[Dataset rows for apps and sites]
Segment Open

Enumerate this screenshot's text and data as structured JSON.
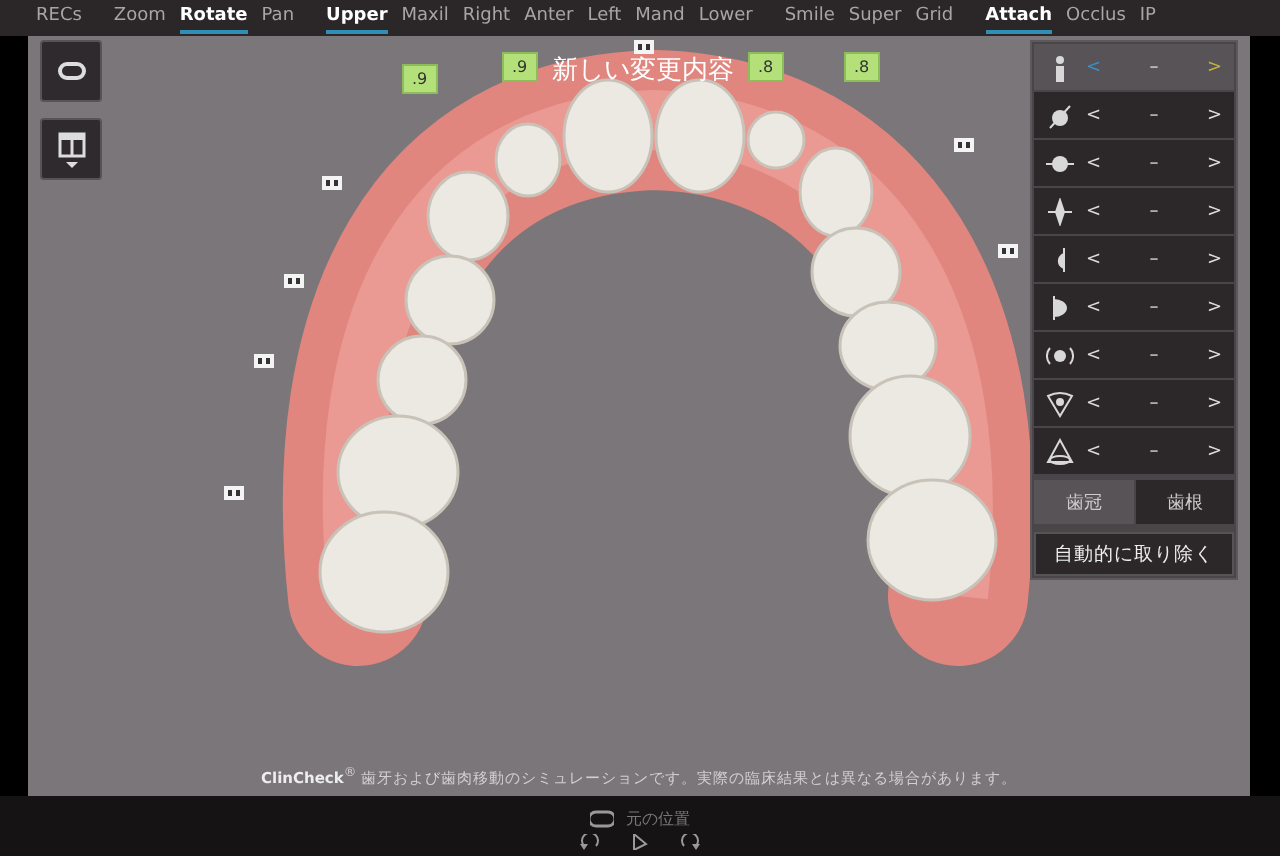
{
  "menu_groups": [
    [
      {
        "label": "RECs",
        "selected": false
      }
    ],
    [
      {
        "label": "Zoom",
        "selected": false
      },
      {
        "label": "Rotate",
        "selected": true
      },
      {
        "label": "Pan",
        "selected": false
      }
    ],
    [
      {
        "label": "Upper",
        "selected": true
      },
      {
        "label": "Maxil",
        "selected": false
      },
      {
        "label": "Right",
        "selected": false
      },
      {
        "label": "Anter",
        "selected": false
      },
      {
        "label": "Left",
        "selected": false
      },
      {
        "label": "Mand",
        "selected": false
      },
      {
        "label": "Lower",
        "selected": false
      }
    ],
    [
      {
        "label": "Smile",
        "selected": false
      },
      {
        "label": "Super",
        "selected": false
      },
      {
        "label": "Grid",
        "selected": false
      }
    ],
    [
      {
        "label": "Attach",
        "selected": true
      },
      {
        "label": "Occlus",
        "selected": false
      },
      {
        "label": "IP",
        "selected": false
      }
    ]
  ],
  "headline": "新しい変更内容",
  "tooth_tags": [
    {
      "label": ".9"
    },
    {
      "label": ".9"
    },
    {
      "label": ".8"
    },
    {
      "label": ".8"
    }
  ],
  "adjust_rows": [
    {
      "prev": "<",
      "value": "–",
      "next": ">",
      "selected": true
    },
    {
      "prev": "<",
      "value": "–",
      "next": ">",
      "selected": false
    },
    {
      "prev": "<",
      "value": "–",
      "next": ">",
      "selected": false
    },
    {
      "prev": "<",
      "value": "–",
      "next": ">",
      "selected": false
    },
    {
      "prev": "<",
      "value": "–",
      "next": ">",
      "selected": false
    },
    {
      "prev": "<",
      "value": "–",
      "next": ">",
      "selected": false
    },
    {
      "prev": "<",
      "value": "–",
      "next": ">",
      "selected": false
    },
    {
      "prev": "<",
      "value": "–",
      "next": ">",
      "selected": false
    },
    {
      "prev": "<",
      "value": "–",
      "next": ">",
      "selected": false
    }
  ],
  "part_tabs": [
    {
      "label": "歯冠",
      "selected": true
    },
    {
      "label": "歯根",
      "selected": false
    }
  ],
  "auto_remove_button": "自動的に取り除く",
  "disclaimer": "**ClinCheck**$^{®}$ 歯牙および歯肉移動のシミュレーションです。実際の臨床結果とは異なる場合があります。",
  "reset_label": "元の位置"
}
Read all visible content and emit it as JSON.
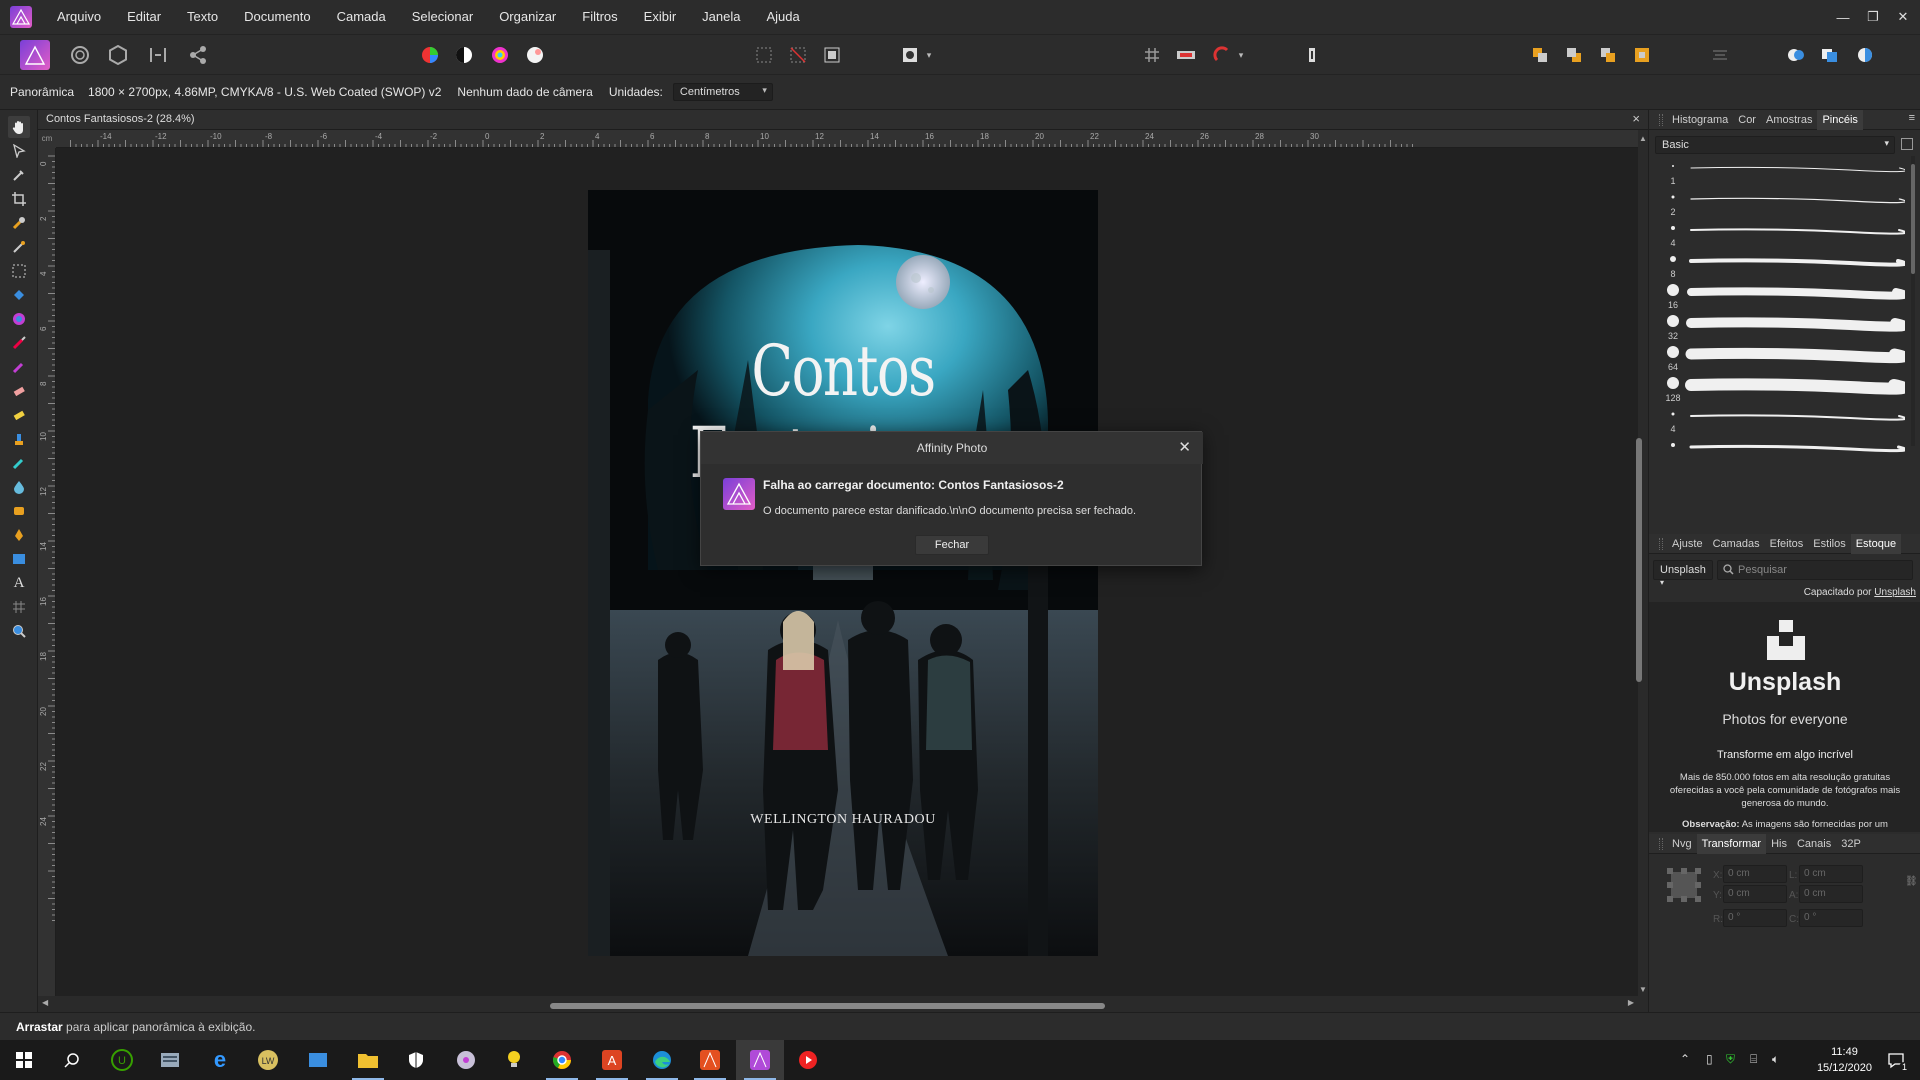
{
  "menubar": {
    "items": [
      "Arquivo",
      "Editar",
      "Texto",
      "Documento",
      "Camada",
      "Selecionar",
      "Organizar",
      "Filtros",
      "Exibir",
      "Janela",
      "Ajuda"
    ]
  },
  "context": {
    "tool": "Panorâmica",
    "doc_info": "1800 × 2700px, 4.86MP, CMYKA/8 - U.S. Web Coated (SWOP) v2",
    "camera": "Nenhum dado de câmera",
    "units_label": "Unidades:",
    "units_value": "Centímetros"
  },
  "document": {
    "tab_title": "Contos Fantasiosos-2 (28.4%)",
    "cover_title": "Contos Fantasiosos",
    "cover_author": "WELLINGTON HAURADOU"
  },
  "ruler": {
    "unit": "cm",
    "h_ticks": [
      "-14",
      "-12",
      "-10",
      "-8",
      "-6",
      "-4",
      "-2",
      "0",
      "2",
      "4",
      "6",
      "8",
      "10",
      "12",
      "14",
      "16",
      "18",
      "20",
      "22",
      "24",
      "26",
      "28",
      "30"
    ],
    "v_ticks": [
      "0",
      "2",
      "4",
      "6",
      "8",
      "10",
      "12",
      "14",
      "16",
      "18",
      "20",
      "22",
      "24"
    ]
  },
  "panel_top": {
    "tabs": [
      "Histograma",
      "Cor",
      "Amostras",
      "Pincéis"
    ],
    "active": "Pincéis",
    "category": "Basic",
    "brush_sizes": [
      "1",
      "2",
      "4",
      "8",
      "16",
      "32",
      "64",
      "128",
      "4",
      ""
    ]
  },
  "panel_mid": {
    "tabs": [
      "Ajuste",
      "Camadas",
      "Efeitos",
      "Estilos",
      "Estoque"
    ],
    "active": "Estoque",
    "source": "Unsplash",
    "search_placeholder": "Pesquisar",
    "powered_prefix": "Capacitado por",
    "powered_link": "Unsplash",
    "brand": "Unsplash",
    "tagline": "Photos for everyone",
    "headline": "Transforme em algo incrível",
    "para1": "Mais de 850.000 fotos em alta resolução gratuitas oferecidas a você pela comunidade de fotógrafos mais generosa do mundo.",
    "note_label": "Observação:",
    "para2": "As imagens são fornecidas por um terceiro denominado Unsplash; elas não são fornecidas pela Serif. Ao adicionar as imagens ao seu projeto, você aceita os Unsplash Termos e condições"
  },
  "panel_bottom": {
    "tabs": [
      "Nvg",
      "Transformar",
      "His",
      "Canais",
      "32P"
    ],
    "active": "Transformar",
    "fields": {
      "x": "0 cm",
      "y": "0 cm",
      "w": "0 cm",
      "h": "0 cm",
      "r": "0 °",
      "s": "0 °"
    },
    "labels": {
      "x": "X:",
      "y": "Y:",
      "w": "L:",
      "h": "A:",
      "r": "R:",
      "s": "C:"
    }
  },
  "status": {
    "bold": "Arrastar",
    "text": " para aplicar panorâmica à exibição."
  },
  "dialog": {
    "title": "Affinity Photo",
    "heading": "Falha ao carregar documento: Contos Fantasiosos-2",
    "message": "O documento parece estar danificado.\\n\\nO documento precisa ser fechado.",
    "button": "Fechar"
  },
  "taskbar": {
    "time": "11:49",
    "date": "15/12/2020",
    "notifications": "1"
  },
  "colors": {
    "accent_affinity": "#c04bd6",
    "canvas_bg": "#212121",
    "panel_bg": "#2c2c2c",
    "moon_sky": "#3aa7c2"
  }
}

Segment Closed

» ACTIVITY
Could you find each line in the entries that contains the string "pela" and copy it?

» SOLUTION
    "para1": "Mais de 850.000 fotos em alta resolução gratuitas oferecidas a você pela comunidade de fotógrafos mais generosa do mundo.",
    "para2": "As imagens são fornecidas por um terceiro denominado Unsplash; elas não são fornecidas pela Serif. Ao adicionar as imagens ao seu projeto, você aceita os Unsplash Termos e condições"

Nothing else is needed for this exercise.